- [TASK OBJECTIVE]: For the word "Farías", work out how many lines in the records below contain it and state that count alone.
[[ TASK DATA, beginning ]]
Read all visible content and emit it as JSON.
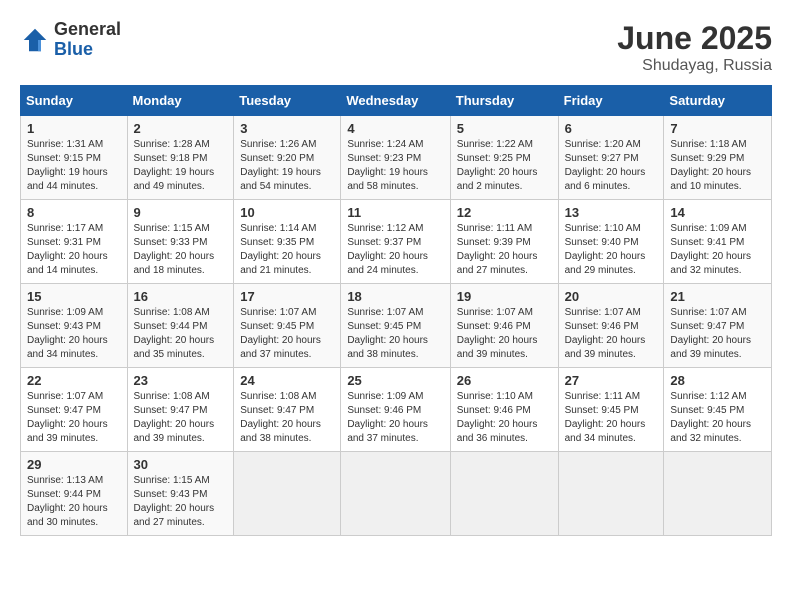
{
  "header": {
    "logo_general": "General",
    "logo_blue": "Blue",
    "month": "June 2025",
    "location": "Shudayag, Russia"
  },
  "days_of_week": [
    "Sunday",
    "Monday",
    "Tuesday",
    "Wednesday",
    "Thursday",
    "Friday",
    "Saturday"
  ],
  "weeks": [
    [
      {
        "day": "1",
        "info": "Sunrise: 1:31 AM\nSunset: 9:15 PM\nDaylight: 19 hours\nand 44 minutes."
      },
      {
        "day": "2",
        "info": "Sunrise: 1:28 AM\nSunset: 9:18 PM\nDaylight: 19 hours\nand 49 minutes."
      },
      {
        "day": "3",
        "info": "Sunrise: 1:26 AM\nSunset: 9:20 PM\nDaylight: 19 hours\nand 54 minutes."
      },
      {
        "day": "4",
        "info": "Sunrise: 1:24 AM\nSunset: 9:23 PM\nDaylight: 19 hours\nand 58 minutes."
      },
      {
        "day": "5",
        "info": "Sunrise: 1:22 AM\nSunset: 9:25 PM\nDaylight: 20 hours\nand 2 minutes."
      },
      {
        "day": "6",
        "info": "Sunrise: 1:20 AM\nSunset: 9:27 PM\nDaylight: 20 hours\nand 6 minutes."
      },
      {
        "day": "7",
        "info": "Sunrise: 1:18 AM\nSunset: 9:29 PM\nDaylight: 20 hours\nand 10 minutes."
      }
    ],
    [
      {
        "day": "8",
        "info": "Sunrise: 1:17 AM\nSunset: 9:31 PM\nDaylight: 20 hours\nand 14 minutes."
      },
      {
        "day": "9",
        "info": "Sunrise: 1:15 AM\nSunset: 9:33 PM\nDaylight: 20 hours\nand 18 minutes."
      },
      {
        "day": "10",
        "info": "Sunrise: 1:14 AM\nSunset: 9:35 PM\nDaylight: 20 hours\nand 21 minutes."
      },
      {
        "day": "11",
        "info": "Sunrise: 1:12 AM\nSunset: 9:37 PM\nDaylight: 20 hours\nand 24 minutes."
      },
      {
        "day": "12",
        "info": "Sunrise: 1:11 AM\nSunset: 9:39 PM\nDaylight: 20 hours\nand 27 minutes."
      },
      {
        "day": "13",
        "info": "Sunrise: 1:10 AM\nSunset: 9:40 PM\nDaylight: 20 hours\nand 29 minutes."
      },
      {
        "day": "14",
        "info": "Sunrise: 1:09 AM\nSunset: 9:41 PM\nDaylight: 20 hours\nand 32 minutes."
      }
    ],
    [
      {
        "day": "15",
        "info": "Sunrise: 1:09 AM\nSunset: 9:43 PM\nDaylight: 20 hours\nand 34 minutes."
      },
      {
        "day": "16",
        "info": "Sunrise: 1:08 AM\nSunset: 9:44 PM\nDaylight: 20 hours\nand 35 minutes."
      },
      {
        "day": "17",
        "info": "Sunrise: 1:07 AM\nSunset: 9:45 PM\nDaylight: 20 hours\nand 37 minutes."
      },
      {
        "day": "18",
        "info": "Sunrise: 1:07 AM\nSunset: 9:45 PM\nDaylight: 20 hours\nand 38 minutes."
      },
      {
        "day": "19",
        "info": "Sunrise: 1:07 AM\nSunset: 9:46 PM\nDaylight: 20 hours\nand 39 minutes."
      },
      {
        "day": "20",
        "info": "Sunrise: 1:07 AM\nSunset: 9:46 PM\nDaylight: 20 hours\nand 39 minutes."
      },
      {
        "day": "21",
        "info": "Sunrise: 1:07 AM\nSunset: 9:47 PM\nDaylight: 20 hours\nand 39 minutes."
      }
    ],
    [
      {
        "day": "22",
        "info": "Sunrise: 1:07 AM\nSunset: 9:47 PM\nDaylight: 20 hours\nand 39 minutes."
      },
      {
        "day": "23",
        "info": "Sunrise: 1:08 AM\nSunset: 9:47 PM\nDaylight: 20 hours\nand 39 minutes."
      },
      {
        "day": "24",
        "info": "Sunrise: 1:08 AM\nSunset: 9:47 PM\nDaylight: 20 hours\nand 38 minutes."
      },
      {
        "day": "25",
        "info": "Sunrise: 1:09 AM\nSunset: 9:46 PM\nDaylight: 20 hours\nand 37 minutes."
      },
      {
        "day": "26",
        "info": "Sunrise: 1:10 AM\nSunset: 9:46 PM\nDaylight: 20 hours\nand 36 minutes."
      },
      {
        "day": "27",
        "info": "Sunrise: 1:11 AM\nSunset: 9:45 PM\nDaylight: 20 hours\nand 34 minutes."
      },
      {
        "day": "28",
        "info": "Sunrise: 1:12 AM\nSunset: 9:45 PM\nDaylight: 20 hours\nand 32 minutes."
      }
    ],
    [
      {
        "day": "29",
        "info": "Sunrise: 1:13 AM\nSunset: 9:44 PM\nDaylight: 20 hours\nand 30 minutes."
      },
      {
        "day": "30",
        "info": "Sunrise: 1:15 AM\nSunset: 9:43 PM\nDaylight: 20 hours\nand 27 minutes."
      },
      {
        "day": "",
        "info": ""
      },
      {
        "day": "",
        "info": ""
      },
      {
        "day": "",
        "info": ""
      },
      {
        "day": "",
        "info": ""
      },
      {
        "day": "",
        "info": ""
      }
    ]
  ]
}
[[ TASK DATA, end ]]
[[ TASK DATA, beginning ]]
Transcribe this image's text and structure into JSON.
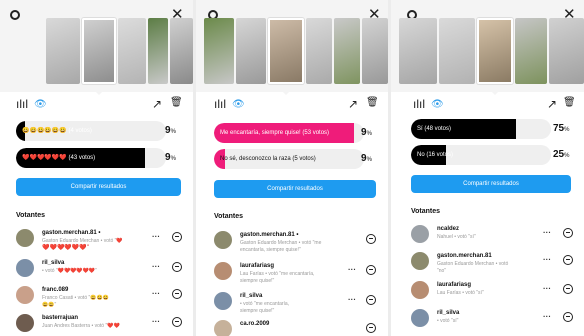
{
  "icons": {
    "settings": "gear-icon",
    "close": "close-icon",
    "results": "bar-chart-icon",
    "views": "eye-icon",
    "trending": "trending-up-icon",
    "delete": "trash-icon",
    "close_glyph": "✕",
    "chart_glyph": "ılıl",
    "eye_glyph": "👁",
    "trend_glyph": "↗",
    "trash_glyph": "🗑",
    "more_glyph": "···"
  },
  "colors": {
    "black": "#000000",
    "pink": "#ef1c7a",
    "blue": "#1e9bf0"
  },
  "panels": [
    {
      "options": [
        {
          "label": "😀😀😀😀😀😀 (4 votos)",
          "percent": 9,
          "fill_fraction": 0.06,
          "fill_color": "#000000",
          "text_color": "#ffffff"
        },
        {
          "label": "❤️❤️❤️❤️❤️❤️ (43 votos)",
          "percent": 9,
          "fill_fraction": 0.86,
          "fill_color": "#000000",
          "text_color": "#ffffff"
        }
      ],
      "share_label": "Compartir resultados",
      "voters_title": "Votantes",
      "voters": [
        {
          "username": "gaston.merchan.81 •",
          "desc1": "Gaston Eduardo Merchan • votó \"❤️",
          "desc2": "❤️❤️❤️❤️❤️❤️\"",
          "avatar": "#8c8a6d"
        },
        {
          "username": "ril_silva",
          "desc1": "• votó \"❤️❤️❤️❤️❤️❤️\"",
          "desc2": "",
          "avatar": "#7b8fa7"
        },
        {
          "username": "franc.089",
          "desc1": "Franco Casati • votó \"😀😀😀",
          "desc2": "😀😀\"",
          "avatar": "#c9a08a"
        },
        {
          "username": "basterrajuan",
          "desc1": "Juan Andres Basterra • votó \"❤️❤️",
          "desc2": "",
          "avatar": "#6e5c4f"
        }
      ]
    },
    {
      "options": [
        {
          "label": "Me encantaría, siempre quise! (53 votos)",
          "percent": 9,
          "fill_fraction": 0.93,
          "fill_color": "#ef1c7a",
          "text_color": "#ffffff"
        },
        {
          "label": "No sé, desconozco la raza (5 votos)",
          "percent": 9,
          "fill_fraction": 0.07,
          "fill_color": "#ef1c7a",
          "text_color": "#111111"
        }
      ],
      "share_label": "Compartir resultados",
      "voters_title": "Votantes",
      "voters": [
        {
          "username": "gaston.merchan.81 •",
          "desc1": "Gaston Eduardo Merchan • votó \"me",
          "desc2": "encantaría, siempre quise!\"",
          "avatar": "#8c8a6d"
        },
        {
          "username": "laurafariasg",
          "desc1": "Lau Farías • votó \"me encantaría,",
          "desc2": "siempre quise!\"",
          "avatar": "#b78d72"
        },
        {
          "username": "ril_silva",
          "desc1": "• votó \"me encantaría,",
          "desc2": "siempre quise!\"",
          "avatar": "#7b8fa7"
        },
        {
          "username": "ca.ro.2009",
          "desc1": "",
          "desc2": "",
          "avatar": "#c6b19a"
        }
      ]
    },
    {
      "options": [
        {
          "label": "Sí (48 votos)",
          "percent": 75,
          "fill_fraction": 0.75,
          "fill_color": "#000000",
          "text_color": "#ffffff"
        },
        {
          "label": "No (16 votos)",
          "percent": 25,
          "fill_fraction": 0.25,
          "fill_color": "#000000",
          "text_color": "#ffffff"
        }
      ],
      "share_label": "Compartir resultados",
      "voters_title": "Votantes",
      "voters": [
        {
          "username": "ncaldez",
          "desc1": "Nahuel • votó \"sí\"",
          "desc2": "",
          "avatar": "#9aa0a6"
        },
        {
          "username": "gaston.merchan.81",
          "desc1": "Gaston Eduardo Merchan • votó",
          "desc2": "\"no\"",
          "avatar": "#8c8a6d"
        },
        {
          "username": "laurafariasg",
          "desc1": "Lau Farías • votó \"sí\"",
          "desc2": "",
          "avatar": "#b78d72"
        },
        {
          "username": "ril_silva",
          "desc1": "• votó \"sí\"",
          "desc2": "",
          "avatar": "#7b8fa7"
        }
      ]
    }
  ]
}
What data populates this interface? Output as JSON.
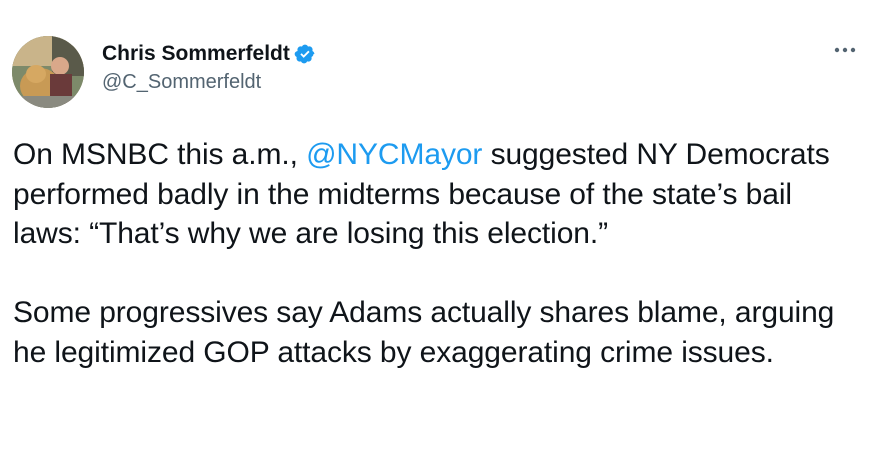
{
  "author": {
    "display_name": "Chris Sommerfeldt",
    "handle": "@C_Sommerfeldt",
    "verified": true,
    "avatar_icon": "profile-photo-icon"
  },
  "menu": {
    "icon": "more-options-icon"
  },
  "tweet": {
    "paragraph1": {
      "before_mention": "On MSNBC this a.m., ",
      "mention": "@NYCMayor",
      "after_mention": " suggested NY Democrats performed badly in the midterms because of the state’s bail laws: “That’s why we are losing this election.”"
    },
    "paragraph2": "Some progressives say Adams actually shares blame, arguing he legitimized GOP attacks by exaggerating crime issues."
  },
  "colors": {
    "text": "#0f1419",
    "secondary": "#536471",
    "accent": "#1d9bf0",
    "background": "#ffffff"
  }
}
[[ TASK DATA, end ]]
- [RESULT OF THIS EXERCISE]: 2